Gmail’s latest redesign seems to have finally started hitting a wide number of accounts over the weekend. The new desktop site changes up the 2018 design by turning the top and side portions of the web app gray, turning the red highlight to blue, and rounding over some of the corners. Oh yeah—it also adds a big, second sidebar to the left side of the screen. The normal Gmail sidebar showing all your mail sections is still there, but now there’s a whole additional sidebar that is basically an app switcher for other Google apps. It’s weird.
The new colors are fine, but Gmail is theme-able anyway, so the new default design doesn’t really matter much. But the new “integrated view” and sidebar will probably cause controversy. You’re on Gmail.com to check your email, and now on the side of the screen, there are four new buttons. There’s “Mail,” which is just Gmail. Then “Chat” and “Spaces,” which are both for Google’s latest messaging service, Google Chat. Then there’s a button for Google Meet, Google’s Zoom competitor.
That’s pretty much it. A top-to-bottom vertical bar to display four measly buttons (five if you count the returning hamburger button) and then a desolate Siberian wilderness of whitespace. Oh, if you happen to get an incoming Google Chat, you’ll see a profile picture pop-up in the abyss that is the bottom of the new sidebar. This is a huge waste of space for buttons that are irrelevant if you visit Gmail to—you know—use Gmail.
Critically, you can’t collapse the new sidebar, even if you plan on never using Google Chat and Meet while you’re trying to check email. The hamburger button in the top left corner looks like it might collapse the new sidebar, but it collapses the Gmail sections instead, not the app switcher. You can never make the app bar go away in the new Gmail design. Historically, you’ve been able to head to the Gmail settings and turn off Google Chat and Meet individually, but flipping the switch on either one of those services kicks you out of the new Gmail design and into Gmail Classic. That’s going to be a problem in the future when the “classic” design goes away.
The lack of control is what really makes this app switcher a terrible addition to Gmail. The new sidebar is big, it’s annoying, it’s taking up screen real-estate to promote unrelated products, and I can’t get rid of it. It’s a basically a banner ad for Google Chat and Meet.
Even if you use Google Chat and Google Meet, the new Gmail buttons aren’t particularly good. Google Chat made the inexplicable decision to separate 1-to-1 chats from group chats (or “Spaces” in the Google Chat parlance). Just like the mobile app, the new Gmail makes the critical mistake of not displaying both of these sections on the same screen. Half of your chats will be in the “Chat” section, group chats will be in the “Spaces” section, and you’ll have to click to move between them.
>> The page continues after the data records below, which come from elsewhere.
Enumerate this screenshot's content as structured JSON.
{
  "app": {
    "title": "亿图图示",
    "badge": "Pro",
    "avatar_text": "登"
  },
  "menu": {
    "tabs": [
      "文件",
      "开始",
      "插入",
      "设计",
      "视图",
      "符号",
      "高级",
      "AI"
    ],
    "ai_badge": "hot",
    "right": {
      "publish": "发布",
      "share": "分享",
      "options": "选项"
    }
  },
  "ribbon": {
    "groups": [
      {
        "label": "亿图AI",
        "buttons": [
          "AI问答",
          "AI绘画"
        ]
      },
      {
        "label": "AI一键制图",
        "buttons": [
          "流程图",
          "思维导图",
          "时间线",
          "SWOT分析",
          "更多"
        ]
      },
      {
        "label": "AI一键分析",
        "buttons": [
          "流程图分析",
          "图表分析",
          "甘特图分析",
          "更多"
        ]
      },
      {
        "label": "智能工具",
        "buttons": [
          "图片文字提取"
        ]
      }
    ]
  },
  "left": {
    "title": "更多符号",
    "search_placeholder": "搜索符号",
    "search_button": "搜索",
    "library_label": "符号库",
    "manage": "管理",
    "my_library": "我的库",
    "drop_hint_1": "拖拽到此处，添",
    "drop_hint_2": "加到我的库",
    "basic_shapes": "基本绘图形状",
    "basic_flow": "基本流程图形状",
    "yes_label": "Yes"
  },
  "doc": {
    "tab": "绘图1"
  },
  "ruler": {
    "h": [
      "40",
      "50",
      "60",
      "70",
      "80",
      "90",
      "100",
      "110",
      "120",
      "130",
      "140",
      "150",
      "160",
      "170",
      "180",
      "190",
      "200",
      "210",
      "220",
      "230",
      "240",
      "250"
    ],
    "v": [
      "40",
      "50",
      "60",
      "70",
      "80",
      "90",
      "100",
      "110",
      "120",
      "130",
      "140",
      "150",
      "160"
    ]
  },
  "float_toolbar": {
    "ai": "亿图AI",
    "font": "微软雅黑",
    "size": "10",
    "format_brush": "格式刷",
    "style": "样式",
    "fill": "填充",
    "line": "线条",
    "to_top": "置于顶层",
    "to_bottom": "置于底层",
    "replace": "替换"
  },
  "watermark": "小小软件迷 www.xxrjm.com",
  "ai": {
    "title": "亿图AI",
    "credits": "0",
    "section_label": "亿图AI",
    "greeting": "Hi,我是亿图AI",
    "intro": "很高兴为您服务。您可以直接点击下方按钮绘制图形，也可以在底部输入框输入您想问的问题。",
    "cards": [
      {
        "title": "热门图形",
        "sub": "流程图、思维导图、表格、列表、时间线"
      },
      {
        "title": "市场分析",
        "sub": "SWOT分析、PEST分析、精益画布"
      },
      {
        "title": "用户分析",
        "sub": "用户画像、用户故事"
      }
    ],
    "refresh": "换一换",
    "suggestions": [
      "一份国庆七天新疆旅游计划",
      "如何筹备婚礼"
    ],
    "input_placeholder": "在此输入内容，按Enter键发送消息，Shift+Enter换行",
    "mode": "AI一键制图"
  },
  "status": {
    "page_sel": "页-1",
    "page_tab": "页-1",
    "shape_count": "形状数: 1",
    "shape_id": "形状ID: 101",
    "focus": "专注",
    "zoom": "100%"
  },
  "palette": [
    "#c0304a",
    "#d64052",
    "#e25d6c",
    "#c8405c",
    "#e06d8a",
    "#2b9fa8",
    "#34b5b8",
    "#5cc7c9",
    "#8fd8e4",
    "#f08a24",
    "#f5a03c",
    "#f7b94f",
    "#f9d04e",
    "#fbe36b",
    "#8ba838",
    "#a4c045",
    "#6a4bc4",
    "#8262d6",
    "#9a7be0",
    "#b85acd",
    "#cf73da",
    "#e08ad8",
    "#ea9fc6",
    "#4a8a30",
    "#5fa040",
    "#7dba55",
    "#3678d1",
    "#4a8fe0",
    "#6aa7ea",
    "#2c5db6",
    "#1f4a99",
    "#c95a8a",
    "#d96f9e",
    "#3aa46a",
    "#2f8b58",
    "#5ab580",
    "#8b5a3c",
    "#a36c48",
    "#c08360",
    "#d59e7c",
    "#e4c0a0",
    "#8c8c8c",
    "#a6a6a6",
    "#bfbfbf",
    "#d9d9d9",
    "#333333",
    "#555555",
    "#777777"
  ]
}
The old Gmail and the chat.google.com website show all your chats in a stacked sidebar, with group and 1-to-1 chats still split into separate sections but shown a single screen. The website or old Gmail is a much nicer interface for this reason.
We’ve already run into bugs with Gmail’s new interface. Abner Li at 9to5Google can’t get the new gray color scheme to load properly on his business account, so his Gmail incorrectly displays with an all-white background. For me, the “Meet” tab doesn’t do anything. Nothing happens when I click on it. Even if you could get it to open, apparently there is not much to look at. Meet’s only real functions are “Join a meeting” and “Start a meeting,” and even the dedicated meet.google.com website has next to no interface. All of these sidebar buttons open up giant full-screen interfaces, and what Google Meet plans to do with all that space is unclear.
Chat and video features have been part of Gmail for a thousand years now, starting with Google Talk in 2006 and Google’s first video chat in 2008. On the “classic” Gmail design available today, Google Chat and Meet are already integrated with Gmail, and they are available in a way that seems like an entirely better design than this new rollout. In the classic view, there is one sidebar, with “Mail”, “Chat,” “Spaces,” and “Meet” stacked on top of each other. Any section is collapsible, and you can dig into the settings and permanently turn off any section you don’t want. Sections like Google Meet, which only has two small buttons to offer, only has a tiny sidebar section, which seems like a much more appropriate amount of space.